Madrid is the capital of Spain and a bustling metropolis as the third largest city in Europe. There is much to see in the city as the country has done a great job at preserving the infrastructure of the historic city and, in such, the feel of this ancient yet modern town. The Madrid City Tour bus, at 21€ for a 24 hour pass, is great way to get an overview of all this city has to offer. At your leisure, you can get off at stops to learn more about the monumental landmarks. The night life in Madrid makes this one of the places to visit in Spain, it is not to be missed. Dance floors come alive as men and women move their bodies to upbeat latin music. You will get hot and sweaty whether you’re dancing or observing. Hotels can be quite pricy so I suggest booking a room through Airbnb or a hostel. (For a $25 credit towards your next stay with Airbnb visit: www.airbnb.com/c/sstolba1?s=8 Hostels will also be able to give you discount admission prices to many local attractions).
Places To Visit In Spain: Granada

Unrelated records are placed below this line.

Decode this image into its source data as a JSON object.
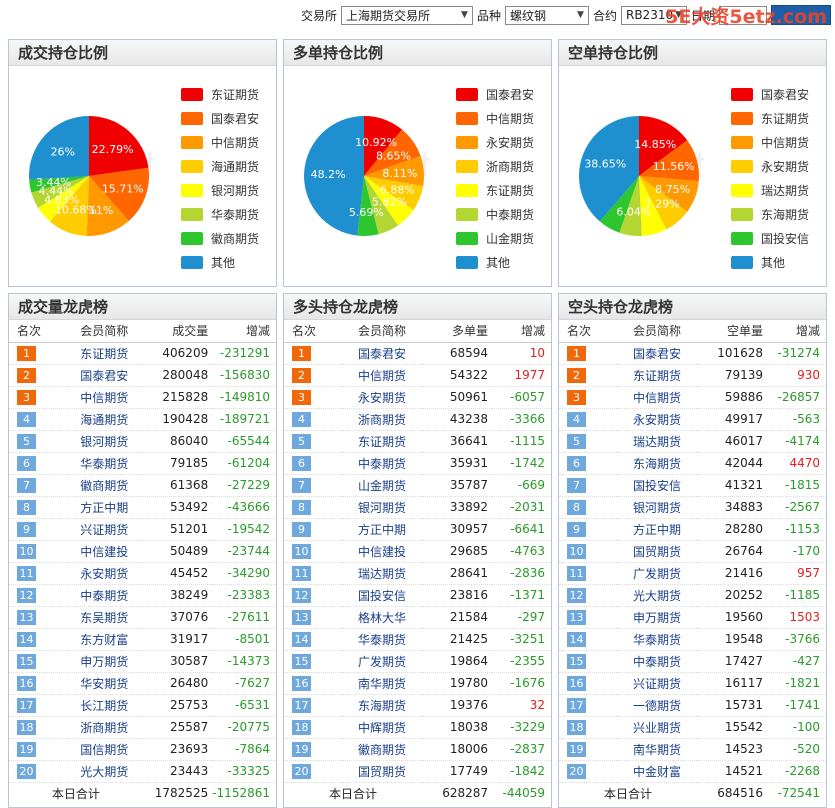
{
  "toolbar": {
    "exchange_label": "交易所",
    "exchange_value": "上海期货交易所",
    "variety_label": "品种",
    "variety_value": "螺纹钢",
    "contract_label": "合约",
    "contract_value": "RB2310",
    "date_label": "日期",
    "date_value": "",
    "query_label": ""
  },
  "watermark": "5E大资5etz.com",
  "pie_watermark": "财",
  "colors": [
    "#f00000",
    "#ff6600",
    "#ff9900",
    "#ffcc00",
    "#ffff00",
    "#b3d633",
    "#2ec62e",
    "#1e8fcf"
  ],
  "pies": [
    {
      "title": "成交持仓比例",
      "legend": [
        "东证期货",
        "国泰君安",
        "中信期货",
        "海通期货",
        "银河期货",
        "华泰期货",
        "徽商期货",
        "其他"
      ],
      "chart_data": {
        "type": "pie",
        "labels": [
          "东证期货",
          "国泰君安",
          "中信期货",
          "海通期货",
          "银河期货",
          "华泰期货",
          "徽商期货",
          "其他"
        ],
        "values": [
          22.79,
          15.71,
          12.11,
          10.68,
          4.83,
          4.44,
          3.44,
          26.0
        ],
        "display_labels": [
          "22.79%",
          "15.71%",
          "11%",
          "10.68%",
          "4.83%",
          "4.44%",
          "3.44%",
          "26%"
        ]
      }
    },
    {
      "title": "多单持仓比例",
      "legend": [
        "国泰君安",
        "中信期货",
        "永安期货",
        "浙商期货",
        "东证期货",
        "中泰期货",
        "山金期货",
        "其他"
      ],
      "chart_data": {
        "type": "pie",
        "labels": [
          "国泰君安",
          "中信期货",
          "永安期货",
          "浙商期货",
          "东证期货",
          "中泰期货",
          "山金期货",
          "其他"
        ],
        "values": [
          10.92,
          8.65,
          8.11,
          6.88,
          5.82,
          5.69,
          5.69,
          48.2
        ],
        "display_labels": [
          "10.92%",
          "8.65%",
          "8.11%",
          "6.88%",
          "5.82%",
          "",
          "5.69%",
          "48.2%"
        ]
      }
    },
    {
      "title": "空单持仓比例",
      "legend": [
        "国泰君安",
        "东证期货",
        "中信期货",
        "永安期货",
        "瑞达期货",
        "东海期货",
        "国投安信",
        "其他"
      ],
      "chart_data": {
        "type": "pie",
        "labels": [
          "国泰君安",
          "东证期货",
          "中信期货",
          "永安期货",
          "瑞达期货",
          "东海期货",
          "国投安信",
          "其他"
        ],
        "values": [
          14.85,
          11.56,
          8.75,
          7.29,
          6.8,
          6.04,
          6.06,
          38.65
        ],
        "display_labels": [
          "14.85%",
          "11.56%",
          "8.75%",
          "7.29%",
          "",
          "6.04%",
          "",
          "38.65%"
        ]
      }
    }
  ],
  "tables": [
    {
      "title": "成交量龙虎榜",
      "headers": [
        "名次",
        "会员简称",
        "成交量",
        "增减"
      ],
      "rows": [
        [
          "1",
          "东证期货",
          "406209",
          "-231291"
        ],
        [
          "2",
          "国泰君安",
          "280048",
          "-156830"
        ],
        [
          "3",
          "中信期货",
          "215828",
          "-149810"
        ],
        [
          "4",
          "海通期货",
          "190428",
          "-189721"
        ],
        [
          "5",
          "银河期货",
          "86040",
          "-65544"
        ],
        [
          "6",
          "华泰期货",
          "79185",
          "-61204"
        ],
        [
          "7",
          "徽商期货",
          "61368",
          "-27229"
        ],
        [
          "8",
          "方正中期",
          "53492",
          "-43666"
        ],
        [
          "9",
          "兴证期货",
          "51201",
          "-19542"
        ],
        [
          "10",
          "中信建投",
          "50489",
          "-23744"
        ],
        [
          "11",
          "永安期货",
          "45452",
          "-34290"
        ],
        [
          "12",
          "中泰期货",
          "38249",
          "-23383"
        ],
        [
          "13",
          "东吴期货",
          "37076",
          "-27611"
        ],
        [
          "14",
          "东方财富",
          "31917",
          "-8501"
        ],
        [
          "15",
          "申万期货",
          "30587",
          "-14373"
        ],
        [
          "16",
          "华安期货",
          "26480",
          "-7627"
        ],
        [
          "17",
          "长江期货",
          "25753",
          "-6531"
        ],
        [
          "18",
          "浙商期货",
          "25587",
          "-20775"
        ],
        [
          "19",
          "国信期货",
          "23693",
          "-7864"
        ],
        [
          "20",
          "光大期货",
          "23443",
          "-33325"
        ]
      ],
      "total": {
        "label": "本日合计",
        "value": "1782525",
        "change": "-1152861"
      }
    },
    {
      "title": "多头持仓龙虎榜",
      "headers": [
        "名次",
        "会员简称",
        "多单量",
        "增减"
      ],
      "rows": [
        [
          "1",
          "国泰君安",
          "68594",
          "10"
        ],
        [
          "2",
          "中信期货",
          "54322",
          "1977"
        ],
        [
          "3",
          "永安期货",
          "50961",
          "-6057"
        ],
        [
          "4",
          "浙商期货",
          "43238",
          "-3366"
        ],
        [
          "5",
          "东证期货",
          "36641",
          "-1115"
        ],
        [
          "6",
          "中泰期货",
          "35931",
          "-1742"
        ],
        [
          "7",
          "山金期货",
          "35787",
          "-669"
        ],
        [
          "8",
          "银河期货",
          "33892",
          "-2031"
        ],
        [
          "9",
          "方正中期",
          "30957",
          "-6641"
        ],
        [
          "10",
          "中信建投",
          "29685",
          "-4763"
        ],
        [
          "11",
          "瑞达期货",
          "28641",
          "-2836"
        ],
        [
          "12",
          "国投安信",
          "23816",
          "-1371"
        ],
        [
          "13",
          "格林大华",
          "21584",
          "-297"
        ],
        [
          "14",
          "华泰期货",
          "21425",
          "-3251"
        ],
        [
          "15",
          "广发期货",
          "19864",
          "-2355"
        ],
        [
          "16",
          "南华期货",
          "19780",
          "-1676"
        ],
        [
          "17",
          "东海期货",
          "19376",
          "32"
        ],
        [
          "18",
          "中辉期货",
          "18038",
          "-3229"
        ],
        [
          "19",
          "徽商期货",
          "18006",
          "-2837"
        ],
        [
          "20",
          "国贸期货",
          "17749",
          "-1842"
        ]
      ],
      "total": {
        "label": "本日合计",
        "value": "628287",
        "change": "-44059"
      }
    },
    {
      "title": "空头持仓龙虎榜",
      "headers": [
        "名次",
        "会员简称",
        "空单量",
        "增减"
      ],
      "rows": [
        [
          "1",
          "国泰君安",
          "101628",
          "-31274"
        ],
        [
          "2",
          "东证期货",
          "79139",
          "930"
        ],
        [
          "3",
          "中信期货",
          "59886",
          "-26857"
        ],
        [
          "4",
          "永安期货",
          "49917",
          "-563"
        ],
        [
          "5",
          "瑞达期货",
          "46017",
          "-4174"
        ],
        [
          "6",
          "东海期货",
          "42044",
          "4470"
        ],
        [
          "7",
          "国投安信",
          "41321",
          "-1815"
        ],
        [
          "8",
          "银河期货",
          "34883",
          "-2567"
        ],
        [
          "9",
          "方正中期",
          "28280",
          "-1153"
        ],
        [
          "10",
          "国贸期货",
          "26764",
          "-170"
        ],
        [
          "11",
          "广发期货",
          "21416",
          "957"
        ],
        [
          "12",
          "光大期货",
          "20252",
          "-1185"
        ],
        [
          "13",
          "申万期货",
          "19560",
          "1503"
        ],
        [
          "14",
          "华泰期货",
          "19548",
          "-3766"
        ],
        [
          "15",
          "中泰期货",
          "17427",
          "-427"
        ],
        [
          "16",
          "兴证期货",
          "16117",
          "-1821"
        ],
        [
          "17",
          "一德期货",
          "15731",
          "-1741"
        ],
        [
          "18",
          "兴业期货",
          "15542",
          "-100"
        ],
        [
          "19",
          "南华期货",
          "14523",
          "-520"
        ],
        [
          "20",
          "中金财富",
          "14521",
          "-2268"
        ]
      ],
      "total": {
        "label": "本日合计",
        "value": "684516",
        "change": "-72541"
      }
    }
  ]
}
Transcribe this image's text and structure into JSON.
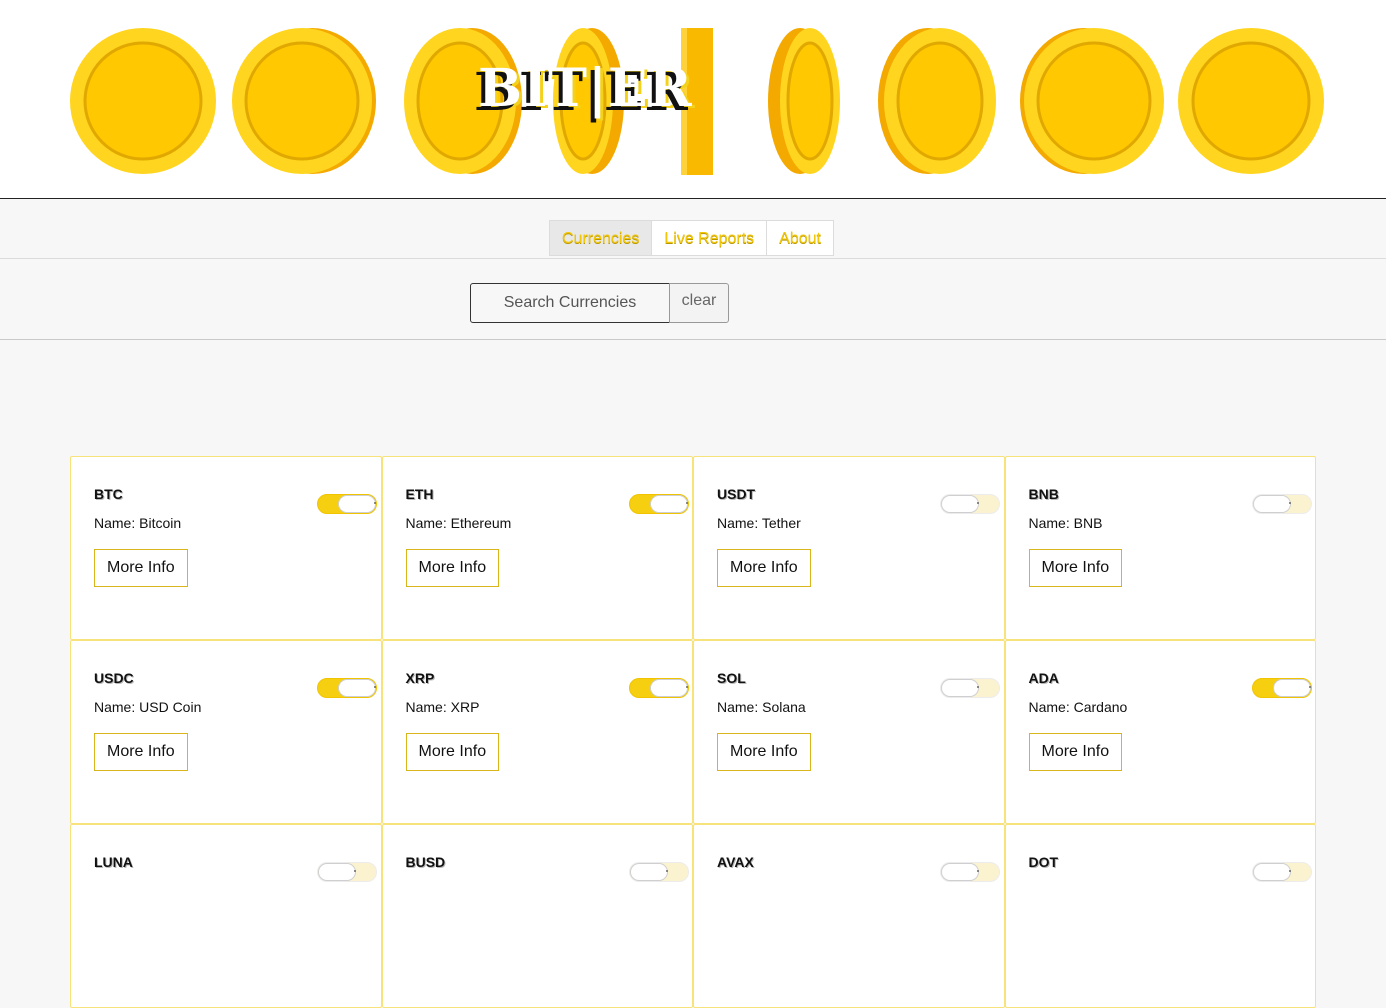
{
  "header": {
    "brand": "BIT|ER"
  },
  "nav": {
    "tabs": [
      "Currencies",
      "Live Reports",
      "About"
    ],
    "active_tab": "Currencies"
  },
  "search": {
    "placeholder": "Search Currencies",
    "value": "",
    "clear_label": "clear"
  },
  "cards": [
    {
      "symbol": "BTC",
      "name": "Name: Bitcoin",
      "button": "More Info",
      "toggle_on": true
    },
    {
      "symbol": "ETH",
      "name": "Name: Ethereum",
      "button": "More Info",
      "toggle_on": true
    },
    {
      "symbol": "USDT",
      "name": "Name: Tether",
      "button": "More Info",
      "toggle_on": false
    },
    {
      "symbol": "BNB",
      "name": "Name: BNB",
      "button": "More Info",
      "toggle_on": false
    },
    {
      "symbol": "USDC",
      "name": "Name: USD Coin",
      "button": "More Info",
      "toggle_on": true
    },
    {
      "symbol": "XRP",
      "name": "Name: XRP",
      "button": "More Info",
      "toggle_on": true
    },
    {
      "symbol": "SOL",
      "name": "Name: Solana",
      "button": "More Info",
      "toggle_on": false
    },
    {
      "symbol": "ADA",
      "name": "Name: Cardano",
      "button": "More Info",
      "toggle_on": true
    },
    {
      "symbol": "LUNA",
      "name": "",
      "button": "",
      "toggle_on": false
    },
    {
      "symbol": "BUSD",
      "name": "",
      "button": "",
      "toggle_on": false
    },
    {
      "symbol": "AVAX",
      "name": "",
      "button": "",
      "toggle_on": false
    },
    {
      "symbol": "DOT",
      "name": "",
      "button": "",
      "toggle_on": false
    }
  ],
  "colors": {
    "accent": "#f5cf10",
    "card_border": "#f8e27a",
    "coin": "#ffcc00"
  }
}
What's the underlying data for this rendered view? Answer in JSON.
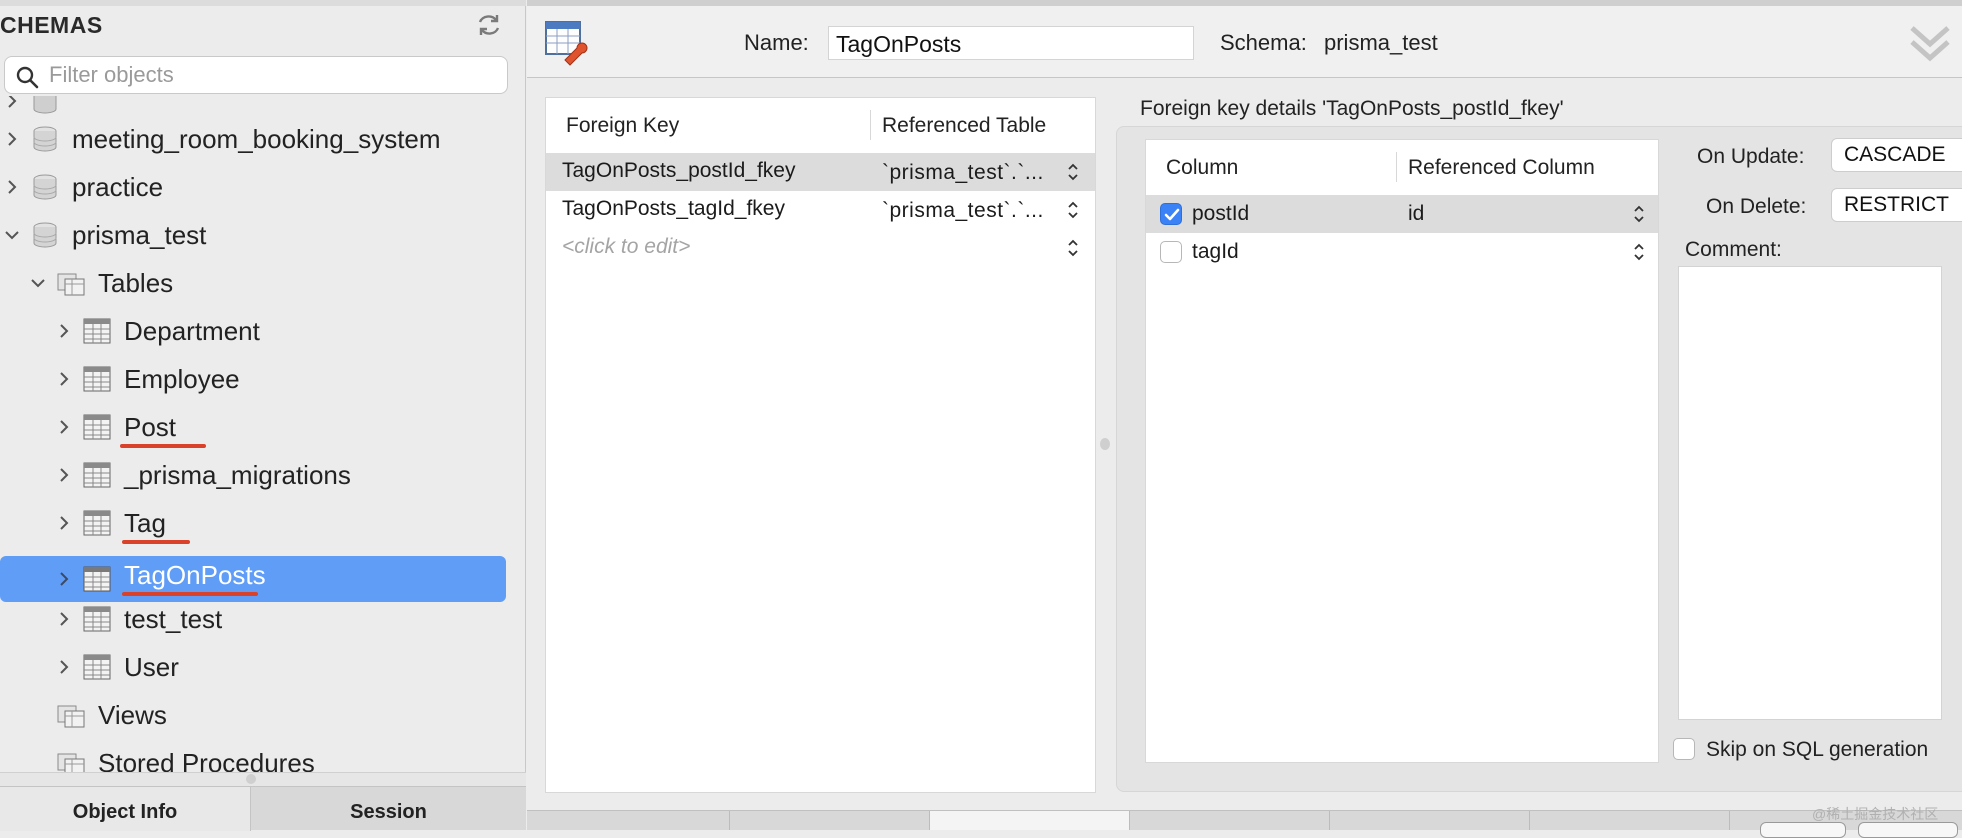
{
  "sidebar": {
    "title": "CHEMAS",
    "filter_placeholder": "Filter objects",
    "schemas_partial": "",
    "items": [
      {
        "label": "meeting_room_booking_system",
        "type": "schema"
      },
      {
        "label": "practice",
        "type": "schema"
      },
      {
        "label": "prisma_test",
        "type": "schema",
        "expanded": true
      },
      {
        "label": "Tables",
        "type": "folder",
        "expanded": true
      },
      {
        "label": "Department",
        "type": "table"
      },
      {
        "label": "Employee",
        "type": "table"
      },
      {
        "label": "Post",
        "type": "table",
        "underlined": true
      },
      {
        "label": "_prisma_migrations",
        "type": "table"
      },
      {
        "label": "Tag",
        "type": "table",
        "underlined": true
      },
      {
        "label": "TagOnPosts",
        "type": "table",
        "selected": true,
        "underlined": true
      },
      {
        "label": "test_test",
        "type": "table"
      },
      {
        "label": "User",
        "type": "table"
      },
      {
        "label": "Views",
        "type": "folder"
      },
      {
        "label": "Stored Procedures",
        "type": "folder"
      }
    ],
    "tabs": {
      "object_info": "Object Info",
      "session": "Session"
    }
  },
  "header": {
    "name_label": "Name:",
    "name_value": "TagOnPosts",
    "schema_label": "Schema:",
    "schema_value": "prisma_test"
  },
  "foreign_keys": {
    "columns": [
      "Foreign Key",
      "Referenced Table"
    ],
    "rows": [
      {
        "name": "TagOnPosts_postId_fkey",
        "ref": "`prisma_test`.`...",
        "selected": true
      },
      {
        "name": "TagOnPosts_tagId_fkey",
        "ref": "`prisma_test`.`..."
      },
      {
        "name": "<click to edit>",
        "ref": "",
        "placeholder": true
      }
    ]
  },
  "details": {
    "title": "Foreign key details 'TagOnPosts_postId_fkey'",
    "columns": [
      "Column",
      "Referenced Column"
    ],
    "rows": [
      {
        "column": "postId",
        "ref": "id",
        "checked": true
      },
      {
        "column": "tagId",
        "ref": "",
        "checked": false
      }
    ],
    "on_update_label": "On Update:",
    "on_update_value": "CASCADE",
    "on_delete_label": "On Delete:",
    "on_delete_value": "RESTRICT",
    "comment_label": "Comment:",
    "skip_label": "Skip on SQL generation",
    "skip_checked": false
  },
  "watermark": "@稀土掘金技术社区",
  "colors": {
    "selection": "#5f9df7",
    "underline": "#d9412b",
    "checkbox_on": "#3b82f6"
  }
}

At the foot of the Sierra Nevada mountain range is the city of Granada. Rich in history, Granada is most commonly known as the home of its prize jewel the Alhambra. In the hillside outside of the city, visitors can experience one of the most beautiful palace fortress complexes in the world. With the attention to detail in the architecture of the Alahambra, the layout of the grounds and the placement of this magnificent structure, it is no wonder that 8,000 people a day visit this site each year. 55 euros will get you a guided tour, which brings to life the rich history of this famous UNESCO World Heritage Site. Even with the hefty price tag of this tour, everyday it sells out, so be sure to book your tour well in advance.
Places To Visit In Spain: Málaga
Near Granada, you will find one of the oldest cities in the world, the port city of Málaga. This artsy town was the birth place of Pablo Picasso. Today, you will still find local artists featuring and selling their work on the roadside. My favorite aspect this quaint stop are the tapas. Tapas are small plates of food otherwise known as appetizers in America. In Malaga, you get a free tapas with each drink you order. Sitting at a table under an umbrella in the summer, months of watching people move to and fro while sipping on a red wine from the Rioja wine region in northern Spain and nibbling on delicious Spanish cuisine is perfection. Everyone loves free tapas which is why this destination makes our places to visit in Spain.
Places To Visit In Spain: Toledo
Next, on our list of places to visit in Spain is Toledo. This town is southwest of Madrid. The narrow, winding, cobble stone streets are enchanting. The ancient buildings surrounded by the old city walls transport you back to a much different time. The town, though modernized, still has an old time feel, allowing you to picture yourself living centuries earlier.
It took on the nickname Holy Toledo as the Christians, Muslims and Jewish religions converged in the city. The phrase “Holy Toledo” is said to have sprung from the concentration of churches, which made the city holy. Many religious buildings in the area have preserved the history and architectural treasures of the Gothic, Renaissance and Spanish Mission decor. A guided day trip is a great way to experience the city.
The memories you will take away from your time in Spain will be memories that will be cherished and recounted for the rest of your life. If you haven’t booked a trip to Spain yet, you need to do it today. Heck, let me know when you are going and I might just join you and add more stories to the fond memories I have of this amazing country. The places to visit in Spain listed here are a great start.